Znak Politechniki Warszawskiej

An invention designed to support the blind

A simplified illustration of the device

A simplified illustration of the device, photo: from private materials of Paweł Śpiechowicz

High school students creating genius solutions to make life easier for others? If you think this may happen only in movies or in other countries, be ready for a surprise. This invention was created in Poland, just around the corner. 

At that time, Julia Kalinowska and Paweł Śpiechowicz were second-grade students at a high school in Słupsk. This is where, under guidance from their teacher,  Krzysztof Kaluga, they created Dotsnote – a prototype printer to make notes in Braille.

Their idea won the second prize in the 13th countrywide edition of the “Young Innovator 2019/2020” competition.  

Too few solutions for everyday needs  

Now, the authors of Dotsnote are university students. Julia Kalinowska is studying at the University of Warsaw (biotechnology and Inter-faculty Individual Studies in Mathematics and Natural Sciences), while Paweł Śpiechowicz – at the Warsaw University of Technology (aviation and aerospace engineering, Faculty of Power and Aeronautical Engineering).  

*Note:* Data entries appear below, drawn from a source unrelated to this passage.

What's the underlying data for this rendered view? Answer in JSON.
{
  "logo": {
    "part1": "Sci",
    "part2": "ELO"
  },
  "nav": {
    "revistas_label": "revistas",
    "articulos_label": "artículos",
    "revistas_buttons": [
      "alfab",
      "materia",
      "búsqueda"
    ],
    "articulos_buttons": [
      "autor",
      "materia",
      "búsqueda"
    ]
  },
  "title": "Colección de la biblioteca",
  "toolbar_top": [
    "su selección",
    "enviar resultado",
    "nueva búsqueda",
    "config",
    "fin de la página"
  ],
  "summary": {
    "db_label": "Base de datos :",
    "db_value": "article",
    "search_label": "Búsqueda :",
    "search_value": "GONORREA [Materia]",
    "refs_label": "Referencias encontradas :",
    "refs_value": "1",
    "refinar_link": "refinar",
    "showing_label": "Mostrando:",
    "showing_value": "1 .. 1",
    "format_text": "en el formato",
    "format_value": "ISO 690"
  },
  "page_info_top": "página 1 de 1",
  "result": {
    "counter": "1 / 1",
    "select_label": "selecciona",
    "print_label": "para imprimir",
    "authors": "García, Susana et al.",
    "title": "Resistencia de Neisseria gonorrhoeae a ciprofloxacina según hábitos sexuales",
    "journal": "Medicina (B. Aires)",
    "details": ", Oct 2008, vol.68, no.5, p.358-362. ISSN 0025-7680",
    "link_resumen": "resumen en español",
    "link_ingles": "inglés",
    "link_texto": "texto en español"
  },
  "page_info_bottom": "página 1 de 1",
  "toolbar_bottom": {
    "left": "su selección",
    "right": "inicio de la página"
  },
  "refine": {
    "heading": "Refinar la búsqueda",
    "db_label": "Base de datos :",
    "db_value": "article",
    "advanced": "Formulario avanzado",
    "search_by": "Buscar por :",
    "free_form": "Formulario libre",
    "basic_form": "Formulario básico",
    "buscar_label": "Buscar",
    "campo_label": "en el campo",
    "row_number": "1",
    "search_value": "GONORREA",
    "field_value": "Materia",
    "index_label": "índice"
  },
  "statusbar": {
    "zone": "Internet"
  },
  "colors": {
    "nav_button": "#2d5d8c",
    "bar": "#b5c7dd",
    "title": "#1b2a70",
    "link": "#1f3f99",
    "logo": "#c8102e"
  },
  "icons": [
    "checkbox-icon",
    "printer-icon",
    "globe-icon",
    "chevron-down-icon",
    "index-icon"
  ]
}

– What was important at the onset was the general idea behind the project, and we were on the same page here with Julia – a device for the disabled – says Paweł Śpiechowicz. – At first, we did not know what type of device we wanted to make, and, more importantly, what kind of disability we wanted to address. 

We had to research the already available solutions. 

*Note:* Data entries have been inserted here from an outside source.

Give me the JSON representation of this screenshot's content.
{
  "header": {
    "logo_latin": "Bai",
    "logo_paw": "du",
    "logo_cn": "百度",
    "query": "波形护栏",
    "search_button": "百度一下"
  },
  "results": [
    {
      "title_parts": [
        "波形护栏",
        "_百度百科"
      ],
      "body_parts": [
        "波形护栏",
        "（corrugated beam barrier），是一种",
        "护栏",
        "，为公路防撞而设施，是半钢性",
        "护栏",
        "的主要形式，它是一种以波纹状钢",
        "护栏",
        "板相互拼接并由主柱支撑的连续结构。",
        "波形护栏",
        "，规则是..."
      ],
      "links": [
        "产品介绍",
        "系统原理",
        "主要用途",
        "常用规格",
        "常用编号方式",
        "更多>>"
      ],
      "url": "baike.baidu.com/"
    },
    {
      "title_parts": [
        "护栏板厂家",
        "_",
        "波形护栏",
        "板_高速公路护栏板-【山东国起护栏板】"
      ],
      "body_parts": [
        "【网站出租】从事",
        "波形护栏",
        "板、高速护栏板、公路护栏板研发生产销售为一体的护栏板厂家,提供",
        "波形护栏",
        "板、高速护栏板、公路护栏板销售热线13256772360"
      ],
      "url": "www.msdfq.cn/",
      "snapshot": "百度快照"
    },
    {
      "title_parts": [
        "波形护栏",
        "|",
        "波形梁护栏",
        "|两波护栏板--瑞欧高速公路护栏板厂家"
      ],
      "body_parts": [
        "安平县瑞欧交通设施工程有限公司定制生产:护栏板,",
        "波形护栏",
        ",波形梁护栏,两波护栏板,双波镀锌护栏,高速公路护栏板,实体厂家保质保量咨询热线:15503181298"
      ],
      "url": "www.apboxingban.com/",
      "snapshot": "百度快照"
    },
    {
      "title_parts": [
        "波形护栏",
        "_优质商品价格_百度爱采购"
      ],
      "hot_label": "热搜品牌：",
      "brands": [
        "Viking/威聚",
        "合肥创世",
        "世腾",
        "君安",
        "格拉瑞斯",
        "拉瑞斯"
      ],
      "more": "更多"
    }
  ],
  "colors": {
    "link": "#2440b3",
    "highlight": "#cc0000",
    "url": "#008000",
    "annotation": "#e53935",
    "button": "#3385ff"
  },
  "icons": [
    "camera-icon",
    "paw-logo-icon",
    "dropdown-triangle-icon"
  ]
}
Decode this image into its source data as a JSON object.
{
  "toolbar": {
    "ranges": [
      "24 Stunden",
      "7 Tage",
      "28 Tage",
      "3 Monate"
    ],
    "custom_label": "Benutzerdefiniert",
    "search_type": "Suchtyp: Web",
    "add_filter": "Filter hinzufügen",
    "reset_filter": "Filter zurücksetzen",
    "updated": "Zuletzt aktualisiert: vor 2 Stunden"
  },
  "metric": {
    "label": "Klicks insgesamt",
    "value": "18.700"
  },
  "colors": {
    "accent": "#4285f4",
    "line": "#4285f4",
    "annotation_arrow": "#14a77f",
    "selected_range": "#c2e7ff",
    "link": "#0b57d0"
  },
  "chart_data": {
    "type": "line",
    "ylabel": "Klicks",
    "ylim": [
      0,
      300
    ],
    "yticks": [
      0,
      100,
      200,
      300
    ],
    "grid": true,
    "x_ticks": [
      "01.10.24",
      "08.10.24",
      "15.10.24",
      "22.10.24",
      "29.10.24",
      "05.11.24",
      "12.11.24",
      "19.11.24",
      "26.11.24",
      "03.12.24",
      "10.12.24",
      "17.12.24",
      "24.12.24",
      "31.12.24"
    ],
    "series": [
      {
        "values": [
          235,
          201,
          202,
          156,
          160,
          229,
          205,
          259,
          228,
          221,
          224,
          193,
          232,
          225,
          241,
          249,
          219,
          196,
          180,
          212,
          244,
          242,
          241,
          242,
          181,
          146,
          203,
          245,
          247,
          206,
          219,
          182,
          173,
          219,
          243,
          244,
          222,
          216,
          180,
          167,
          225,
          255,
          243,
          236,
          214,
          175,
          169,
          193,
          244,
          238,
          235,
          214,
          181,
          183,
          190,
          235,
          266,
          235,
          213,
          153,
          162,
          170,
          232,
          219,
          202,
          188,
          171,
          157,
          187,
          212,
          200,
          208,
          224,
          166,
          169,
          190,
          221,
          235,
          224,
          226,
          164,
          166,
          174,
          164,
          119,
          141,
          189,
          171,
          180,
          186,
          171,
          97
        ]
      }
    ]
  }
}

– While studying the topic, we came to a conclusion that everyday life lacked solutions for blind and partially sighted persons – says Paweł. – However, we have not in any way disputed the need to develop technologies to aid different kinds of disabilities. We simply found that the market offered considerably fewer devices dedicated strictly to the blind.  

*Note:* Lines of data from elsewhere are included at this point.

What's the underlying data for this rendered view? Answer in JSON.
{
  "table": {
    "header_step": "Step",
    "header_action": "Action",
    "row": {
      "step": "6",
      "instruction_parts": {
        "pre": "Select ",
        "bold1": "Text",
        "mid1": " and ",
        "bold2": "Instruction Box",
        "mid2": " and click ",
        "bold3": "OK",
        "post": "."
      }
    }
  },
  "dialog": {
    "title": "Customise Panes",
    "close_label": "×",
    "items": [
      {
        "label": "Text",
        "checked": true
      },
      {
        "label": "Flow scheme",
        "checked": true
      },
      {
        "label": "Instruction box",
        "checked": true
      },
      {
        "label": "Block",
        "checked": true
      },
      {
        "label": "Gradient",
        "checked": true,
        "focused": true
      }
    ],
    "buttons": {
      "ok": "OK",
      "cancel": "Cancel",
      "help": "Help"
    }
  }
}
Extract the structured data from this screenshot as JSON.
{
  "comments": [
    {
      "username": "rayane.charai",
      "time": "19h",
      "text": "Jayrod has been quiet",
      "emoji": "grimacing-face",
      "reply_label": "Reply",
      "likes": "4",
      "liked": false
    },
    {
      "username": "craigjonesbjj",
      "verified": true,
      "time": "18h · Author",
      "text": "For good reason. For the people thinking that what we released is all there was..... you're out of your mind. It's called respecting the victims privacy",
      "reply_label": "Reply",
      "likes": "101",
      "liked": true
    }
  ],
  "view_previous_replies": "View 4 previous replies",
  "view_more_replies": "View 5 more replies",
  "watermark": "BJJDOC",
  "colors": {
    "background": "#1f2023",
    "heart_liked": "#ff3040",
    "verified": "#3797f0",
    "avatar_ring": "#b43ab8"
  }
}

It really helped us in our work when we met with persons from the foundation supporting the blind “Szansa dla Niewidomych”, during meetings organized by Julia.  

– They clearly indicated that their greatest problem was the lack of a technology which would allow them to make notes on paper fast and swiftly, thus facilitating communication between the fully abled and the blind. This concerns, for instance, product labels at the stores which lack information in Braille, or notes made in offices which employ blind persons – explains Paweł. 

The punching head used to make notes in Braille, photo: from private materials of Paweł Śpiechowicz

Completing the project 

Having gained such insights, the young inventors could start thinking about the main concept of the device. They divided the work between themselves. Julia was responsible for writing the software and creating the controllers, Paweł – for selecting parts and designing their assembly.  

Their printer uses special paper tape in which it punches holes corresponding to Braille characters. With the algorithm in place, there is no need to write down anything. All one needs to do is to say out loud a word, or an entire sentence, and the device registers it, turns it into text, and then prints it out. 

The practical stage, that is constructing a complete and working model, was interrupted by the pandemic which significantly limited the access to necessary parts available only in China and in the US.  

– We’re thinking about returning to this project to complete it – says Paweł. 

Beyond the technological support alone 

The young innovators want their device to be small in size (20 x 20 cm), user-friendly and affordable to manufacture.  

– It is possible to buy devices thatprint notes in Braille, but those are complicated to use and their prices start from several dozen thousands zlotys – says Paweł. – Our device from the very start was designed as something that disable persons would be able to configure and use on their own. A sort of replacement for mobile apps, such as the notepad, shopping list or calendar. That is why its price should be at the level of prices of mid-range smartphones.  

A stepper motor with a roller to move the tape (part of the printer’s propulsion system), photo: from private materials of Paweł Śpiechowicz

The authors of Dotsnote wish not only to finish their work and present a complete device but also to raise public awareness about the problems with which blind and partially sighted persons have to cope.   

– As a society we have at our disposal a range of efficient solutions which could significantly improve their lives and allow them to be fully independent. However, we do not make use of them – points out Paweł. – This includes, for instance, adjusting product labels or employing blind persons.